It’s orientation day at Bond U, wherever students are
“You might not be on campus yet, but you are now officially part of the Bond community,’ BU assures new students. They really mean it – today’s on-line official welcome is compulsory.
Uni Adelaide classes coming back, a bit
In-person classes start Monday, “in a very limited number of courses” – but only for people who want to be on campus. “Alternative arrangements will be made for students who cannot or will not want to attend those activities.” The university says it, “is working toward a more extensive resumption of face-to-face teaching” for second semester.
Macquarie U calls in selected staff
“Staff in priority areas” will return Monday. “You should remain working from home unless your manager has advised you that you are permitted to return to work on campus,” Vice Chancellor S Bruce Dowton tells staff. This first of three-stages of bringing staff back will run for a month. The Library re-opens Monday, “on a limited basis”.
Uni SA leaves lectures on-line for all of 2020
But on-campus tutorials start on June 15, with “appropriate” protocols in place. Studios and pracs not now on campus also return then. Exams for study periods two and three will be on-line, with an extra hour to complete. (No such luck for always on-line students).
Be assured, says Claire Field, ASQA still has sanctions
by CLAIRE FIELD
Self-assurance does not mean “no assurance”
Regular CMM readers will know I have a surprisingly positive view of the ASQA Rapid Review (CMM May 6)
However, I have started to hear concerns that the Review’s focus on “RTO self-assurance”, as well as on ASQA taking an educative approach, will lead to quality problems.
To my mind, that is a misunderstanding of the Review’s recommendations.
* self-assurance does not mean “no assurance” by ASQA – instead it means a regulatory approach which tests how well providers self-monitor and manage their operations, and
* an educative approach does not mean ASQA will not impose regulatory sanctions.
As the architect of the Australian VET system, Terry Moran, stated in his 2018 Capability Review of TAFE SA, “more emphasis and resources should be applied to developing professional educators in capable training organisations within a strategically-led national system. It is therefore imperative that the VET system moves quickly towards a new style of regulation, directed towards the professional capability of RTOs, rather than a deadening attempt to micro-manage delivery in a highly prescriptive manner.”

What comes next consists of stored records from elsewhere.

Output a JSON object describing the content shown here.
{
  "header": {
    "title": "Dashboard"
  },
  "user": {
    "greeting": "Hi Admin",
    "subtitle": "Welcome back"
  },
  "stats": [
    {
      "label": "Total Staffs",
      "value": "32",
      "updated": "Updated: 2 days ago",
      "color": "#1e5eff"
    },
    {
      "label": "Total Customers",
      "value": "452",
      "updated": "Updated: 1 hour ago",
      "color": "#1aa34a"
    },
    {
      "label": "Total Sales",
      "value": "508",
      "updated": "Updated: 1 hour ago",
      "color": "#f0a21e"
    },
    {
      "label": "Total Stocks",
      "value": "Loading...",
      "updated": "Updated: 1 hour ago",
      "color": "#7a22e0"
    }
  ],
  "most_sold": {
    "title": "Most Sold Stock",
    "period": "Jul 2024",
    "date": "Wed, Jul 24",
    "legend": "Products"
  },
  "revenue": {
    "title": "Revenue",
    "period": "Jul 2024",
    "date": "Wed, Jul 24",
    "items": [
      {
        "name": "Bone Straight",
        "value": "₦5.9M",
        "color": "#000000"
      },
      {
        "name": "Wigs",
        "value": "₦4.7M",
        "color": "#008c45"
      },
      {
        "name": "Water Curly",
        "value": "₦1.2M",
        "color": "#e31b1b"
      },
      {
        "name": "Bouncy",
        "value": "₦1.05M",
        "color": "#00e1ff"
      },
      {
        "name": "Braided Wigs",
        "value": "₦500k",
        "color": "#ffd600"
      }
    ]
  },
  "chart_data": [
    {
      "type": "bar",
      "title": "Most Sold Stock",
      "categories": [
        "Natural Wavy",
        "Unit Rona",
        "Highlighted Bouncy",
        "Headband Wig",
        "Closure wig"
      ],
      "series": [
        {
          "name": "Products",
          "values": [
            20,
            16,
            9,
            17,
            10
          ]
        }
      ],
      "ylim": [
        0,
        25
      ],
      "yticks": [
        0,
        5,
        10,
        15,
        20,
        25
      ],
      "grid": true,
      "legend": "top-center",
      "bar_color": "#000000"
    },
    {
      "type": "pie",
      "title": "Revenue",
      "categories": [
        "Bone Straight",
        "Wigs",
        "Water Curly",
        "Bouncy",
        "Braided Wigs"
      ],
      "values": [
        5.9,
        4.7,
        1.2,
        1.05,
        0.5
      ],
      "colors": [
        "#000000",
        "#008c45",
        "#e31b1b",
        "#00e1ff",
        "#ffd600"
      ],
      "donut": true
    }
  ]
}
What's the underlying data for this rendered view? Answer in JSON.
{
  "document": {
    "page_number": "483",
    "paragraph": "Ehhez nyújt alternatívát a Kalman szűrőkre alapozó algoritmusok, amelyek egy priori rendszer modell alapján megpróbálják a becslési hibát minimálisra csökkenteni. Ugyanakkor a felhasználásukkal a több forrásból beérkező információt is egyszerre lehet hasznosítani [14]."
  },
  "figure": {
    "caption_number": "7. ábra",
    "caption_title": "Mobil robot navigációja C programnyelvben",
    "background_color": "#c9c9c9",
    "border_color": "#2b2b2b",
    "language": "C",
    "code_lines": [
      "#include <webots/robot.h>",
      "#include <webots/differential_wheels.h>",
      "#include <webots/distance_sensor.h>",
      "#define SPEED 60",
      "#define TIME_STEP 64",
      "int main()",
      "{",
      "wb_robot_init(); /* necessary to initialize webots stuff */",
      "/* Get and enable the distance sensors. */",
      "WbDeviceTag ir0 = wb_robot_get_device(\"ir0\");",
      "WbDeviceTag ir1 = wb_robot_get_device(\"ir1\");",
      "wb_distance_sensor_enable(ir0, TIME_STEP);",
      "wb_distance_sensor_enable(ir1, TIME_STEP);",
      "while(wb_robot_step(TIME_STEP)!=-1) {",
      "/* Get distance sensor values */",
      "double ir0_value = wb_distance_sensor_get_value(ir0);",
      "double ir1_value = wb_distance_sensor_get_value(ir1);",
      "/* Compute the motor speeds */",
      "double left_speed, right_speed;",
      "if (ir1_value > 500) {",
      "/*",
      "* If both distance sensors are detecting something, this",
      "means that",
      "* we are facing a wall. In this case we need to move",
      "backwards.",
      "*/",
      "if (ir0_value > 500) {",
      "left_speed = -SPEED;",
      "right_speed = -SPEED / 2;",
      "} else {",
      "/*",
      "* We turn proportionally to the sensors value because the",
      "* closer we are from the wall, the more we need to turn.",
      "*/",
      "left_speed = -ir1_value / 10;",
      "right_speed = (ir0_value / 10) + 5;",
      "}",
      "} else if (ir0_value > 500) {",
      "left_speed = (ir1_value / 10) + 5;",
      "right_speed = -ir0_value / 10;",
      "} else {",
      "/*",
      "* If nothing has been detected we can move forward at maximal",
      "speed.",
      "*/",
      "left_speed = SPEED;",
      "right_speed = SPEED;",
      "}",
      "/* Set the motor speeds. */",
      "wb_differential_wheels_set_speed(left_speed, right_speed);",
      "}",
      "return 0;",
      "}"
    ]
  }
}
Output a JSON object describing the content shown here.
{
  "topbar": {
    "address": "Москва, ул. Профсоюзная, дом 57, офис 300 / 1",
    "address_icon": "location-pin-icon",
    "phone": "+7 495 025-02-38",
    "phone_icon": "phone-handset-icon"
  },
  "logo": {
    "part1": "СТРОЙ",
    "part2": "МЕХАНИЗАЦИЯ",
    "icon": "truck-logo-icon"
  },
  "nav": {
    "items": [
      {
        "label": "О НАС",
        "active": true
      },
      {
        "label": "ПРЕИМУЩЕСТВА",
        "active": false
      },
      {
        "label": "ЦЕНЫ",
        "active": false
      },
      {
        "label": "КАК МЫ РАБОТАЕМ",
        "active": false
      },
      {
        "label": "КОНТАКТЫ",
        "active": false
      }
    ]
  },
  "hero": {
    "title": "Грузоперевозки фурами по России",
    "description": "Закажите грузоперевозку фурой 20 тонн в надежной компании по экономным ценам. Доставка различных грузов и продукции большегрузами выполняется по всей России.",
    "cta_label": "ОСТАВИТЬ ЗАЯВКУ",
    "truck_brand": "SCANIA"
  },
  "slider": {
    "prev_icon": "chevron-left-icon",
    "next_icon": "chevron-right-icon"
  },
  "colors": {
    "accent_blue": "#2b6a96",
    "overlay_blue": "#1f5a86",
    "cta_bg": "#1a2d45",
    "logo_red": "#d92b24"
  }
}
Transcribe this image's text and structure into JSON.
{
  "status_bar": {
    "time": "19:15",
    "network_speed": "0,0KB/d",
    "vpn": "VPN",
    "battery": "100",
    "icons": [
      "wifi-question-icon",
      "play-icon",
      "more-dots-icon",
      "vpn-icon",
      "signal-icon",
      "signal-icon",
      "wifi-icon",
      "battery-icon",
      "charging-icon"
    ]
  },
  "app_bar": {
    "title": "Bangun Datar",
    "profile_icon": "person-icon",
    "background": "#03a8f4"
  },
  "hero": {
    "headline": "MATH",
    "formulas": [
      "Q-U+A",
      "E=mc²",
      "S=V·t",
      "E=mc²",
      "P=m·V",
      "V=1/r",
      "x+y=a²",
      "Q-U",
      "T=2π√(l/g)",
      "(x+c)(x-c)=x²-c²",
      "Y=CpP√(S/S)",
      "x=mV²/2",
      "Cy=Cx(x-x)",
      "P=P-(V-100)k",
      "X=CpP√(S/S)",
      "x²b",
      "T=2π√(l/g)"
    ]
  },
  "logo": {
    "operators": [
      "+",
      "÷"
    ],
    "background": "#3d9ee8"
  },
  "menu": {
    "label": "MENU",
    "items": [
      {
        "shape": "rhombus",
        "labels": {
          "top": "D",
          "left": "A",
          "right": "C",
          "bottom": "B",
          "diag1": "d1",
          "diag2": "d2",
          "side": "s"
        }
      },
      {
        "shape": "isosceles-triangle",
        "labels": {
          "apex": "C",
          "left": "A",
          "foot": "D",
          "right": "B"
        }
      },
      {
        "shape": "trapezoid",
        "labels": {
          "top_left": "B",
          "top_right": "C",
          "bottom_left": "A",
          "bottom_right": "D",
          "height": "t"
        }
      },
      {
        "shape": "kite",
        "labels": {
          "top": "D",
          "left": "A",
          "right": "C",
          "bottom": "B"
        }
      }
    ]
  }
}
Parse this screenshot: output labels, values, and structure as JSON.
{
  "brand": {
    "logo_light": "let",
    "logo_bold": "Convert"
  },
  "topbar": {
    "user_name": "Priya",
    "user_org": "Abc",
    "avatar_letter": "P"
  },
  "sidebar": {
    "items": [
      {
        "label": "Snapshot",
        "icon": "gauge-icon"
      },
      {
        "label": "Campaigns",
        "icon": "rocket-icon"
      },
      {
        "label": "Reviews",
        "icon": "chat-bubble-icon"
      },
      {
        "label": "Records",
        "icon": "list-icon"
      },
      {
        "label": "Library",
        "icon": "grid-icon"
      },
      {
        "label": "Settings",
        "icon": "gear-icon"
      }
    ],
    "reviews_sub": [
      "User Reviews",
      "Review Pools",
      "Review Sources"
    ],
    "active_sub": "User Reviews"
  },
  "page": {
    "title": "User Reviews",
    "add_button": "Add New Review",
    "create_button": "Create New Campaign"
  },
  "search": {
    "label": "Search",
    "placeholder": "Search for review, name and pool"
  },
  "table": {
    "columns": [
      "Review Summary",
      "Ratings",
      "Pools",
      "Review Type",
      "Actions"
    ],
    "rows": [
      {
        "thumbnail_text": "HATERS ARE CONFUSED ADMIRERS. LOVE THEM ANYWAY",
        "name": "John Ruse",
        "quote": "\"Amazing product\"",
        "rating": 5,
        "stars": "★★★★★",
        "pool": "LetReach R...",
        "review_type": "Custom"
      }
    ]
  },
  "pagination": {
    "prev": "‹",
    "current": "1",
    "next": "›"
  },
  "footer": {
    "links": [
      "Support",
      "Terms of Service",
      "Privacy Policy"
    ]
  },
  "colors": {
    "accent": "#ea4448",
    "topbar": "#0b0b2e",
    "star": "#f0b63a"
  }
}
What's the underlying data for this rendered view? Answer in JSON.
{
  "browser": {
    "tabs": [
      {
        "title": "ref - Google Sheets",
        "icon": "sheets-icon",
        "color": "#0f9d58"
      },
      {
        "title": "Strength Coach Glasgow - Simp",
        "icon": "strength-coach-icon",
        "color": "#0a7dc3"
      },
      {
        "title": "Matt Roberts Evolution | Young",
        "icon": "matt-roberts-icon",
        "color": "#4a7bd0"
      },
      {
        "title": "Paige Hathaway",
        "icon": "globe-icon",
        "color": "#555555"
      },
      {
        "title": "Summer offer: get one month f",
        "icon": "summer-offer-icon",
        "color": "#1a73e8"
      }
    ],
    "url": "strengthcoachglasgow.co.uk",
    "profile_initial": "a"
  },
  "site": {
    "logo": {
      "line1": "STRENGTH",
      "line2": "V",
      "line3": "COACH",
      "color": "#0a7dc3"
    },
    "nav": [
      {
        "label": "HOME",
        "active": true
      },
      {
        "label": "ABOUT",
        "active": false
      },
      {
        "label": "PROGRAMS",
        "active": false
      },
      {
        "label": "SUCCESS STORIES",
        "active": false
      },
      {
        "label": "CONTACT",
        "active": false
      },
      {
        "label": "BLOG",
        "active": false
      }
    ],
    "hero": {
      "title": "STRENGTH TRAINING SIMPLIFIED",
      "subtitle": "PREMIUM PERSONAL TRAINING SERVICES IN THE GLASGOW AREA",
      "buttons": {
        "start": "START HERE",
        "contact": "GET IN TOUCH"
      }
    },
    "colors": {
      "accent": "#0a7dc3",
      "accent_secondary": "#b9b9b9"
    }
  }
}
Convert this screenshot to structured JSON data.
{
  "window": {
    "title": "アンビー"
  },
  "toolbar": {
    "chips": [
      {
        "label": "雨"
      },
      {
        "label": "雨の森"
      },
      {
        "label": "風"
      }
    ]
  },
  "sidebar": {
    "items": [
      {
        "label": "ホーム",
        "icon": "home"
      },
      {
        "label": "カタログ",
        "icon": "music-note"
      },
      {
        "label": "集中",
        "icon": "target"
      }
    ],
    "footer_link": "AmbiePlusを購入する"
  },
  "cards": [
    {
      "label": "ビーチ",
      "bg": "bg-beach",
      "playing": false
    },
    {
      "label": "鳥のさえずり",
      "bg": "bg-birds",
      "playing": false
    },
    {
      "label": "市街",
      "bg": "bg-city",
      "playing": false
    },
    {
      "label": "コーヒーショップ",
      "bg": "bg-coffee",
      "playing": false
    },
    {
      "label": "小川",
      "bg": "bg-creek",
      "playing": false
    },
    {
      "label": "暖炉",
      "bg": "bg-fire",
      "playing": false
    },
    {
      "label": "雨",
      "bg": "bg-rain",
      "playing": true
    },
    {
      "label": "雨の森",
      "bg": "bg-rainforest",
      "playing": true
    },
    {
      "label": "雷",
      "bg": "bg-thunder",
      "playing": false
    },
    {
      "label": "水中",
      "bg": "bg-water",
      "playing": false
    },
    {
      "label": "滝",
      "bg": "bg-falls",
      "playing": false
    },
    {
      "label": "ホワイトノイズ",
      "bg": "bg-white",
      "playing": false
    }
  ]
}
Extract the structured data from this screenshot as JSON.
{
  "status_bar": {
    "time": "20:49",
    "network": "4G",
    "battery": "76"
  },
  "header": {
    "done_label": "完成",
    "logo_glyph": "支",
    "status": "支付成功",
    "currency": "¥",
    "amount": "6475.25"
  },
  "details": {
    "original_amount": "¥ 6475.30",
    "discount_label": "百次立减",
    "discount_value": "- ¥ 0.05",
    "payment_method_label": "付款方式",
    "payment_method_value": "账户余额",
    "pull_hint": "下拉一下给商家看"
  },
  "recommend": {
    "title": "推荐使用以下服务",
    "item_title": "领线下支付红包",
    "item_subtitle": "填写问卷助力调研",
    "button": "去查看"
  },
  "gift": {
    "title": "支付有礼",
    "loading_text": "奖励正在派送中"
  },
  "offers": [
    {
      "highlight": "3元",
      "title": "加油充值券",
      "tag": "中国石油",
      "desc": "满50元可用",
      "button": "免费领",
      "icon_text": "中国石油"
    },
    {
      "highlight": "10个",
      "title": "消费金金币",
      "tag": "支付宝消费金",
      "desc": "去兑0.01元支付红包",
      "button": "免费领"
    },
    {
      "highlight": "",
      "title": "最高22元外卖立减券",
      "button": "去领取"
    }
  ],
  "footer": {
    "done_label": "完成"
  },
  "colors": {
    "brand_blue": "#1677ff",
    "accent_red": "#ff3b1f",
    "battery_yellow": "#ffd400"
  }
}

TEQSA’s regulatory approach and that of the New Zealand tertiary education regulator (the NZQA) were examined in the Rapid Review. Both regulators are more transparent than ASQA and both also operate regulatory systems which reward providers which have strong internal systems and organisational capability – and take action against weaker providers.
The recommendations of the Rapid Review will enable ASQA to do the same.
With respect to this new approach the Reviewers noted, “while this supports a more proportionate response (and encourages self-reflection and return to compliance by the majority of genuine and willing providers) ASQA still needs to retain its capacity to take significant and immediate action in the event that providers are not genuine or otherwise represent a significant risk to the achievement of VET outcomes.”
Claire Field advises on VET, international education and private higher education
Annabelle Bennett has a second term as Bond U chancellor
Keeping cyber-campus safe
The Commonwealth’s eSafety Commissioner creates a new on-line safety resource for universities and their students
With just about all 1.4m students learning on-line during the present pandemic it’s well timed to meet an immediate need. The agency reports a 200 per cent year on year increase in complaints of image-based abuse in March-April, just as study started.
The new Toolkit for Universities is a collaboration with Universities Australia and includes resources for staff and students, including dealing with cyber abuse and using videoconferencing. There is also a range of governance resources for university managers and academics on cyber-safe policies and practises.
The kit is released this morning, here.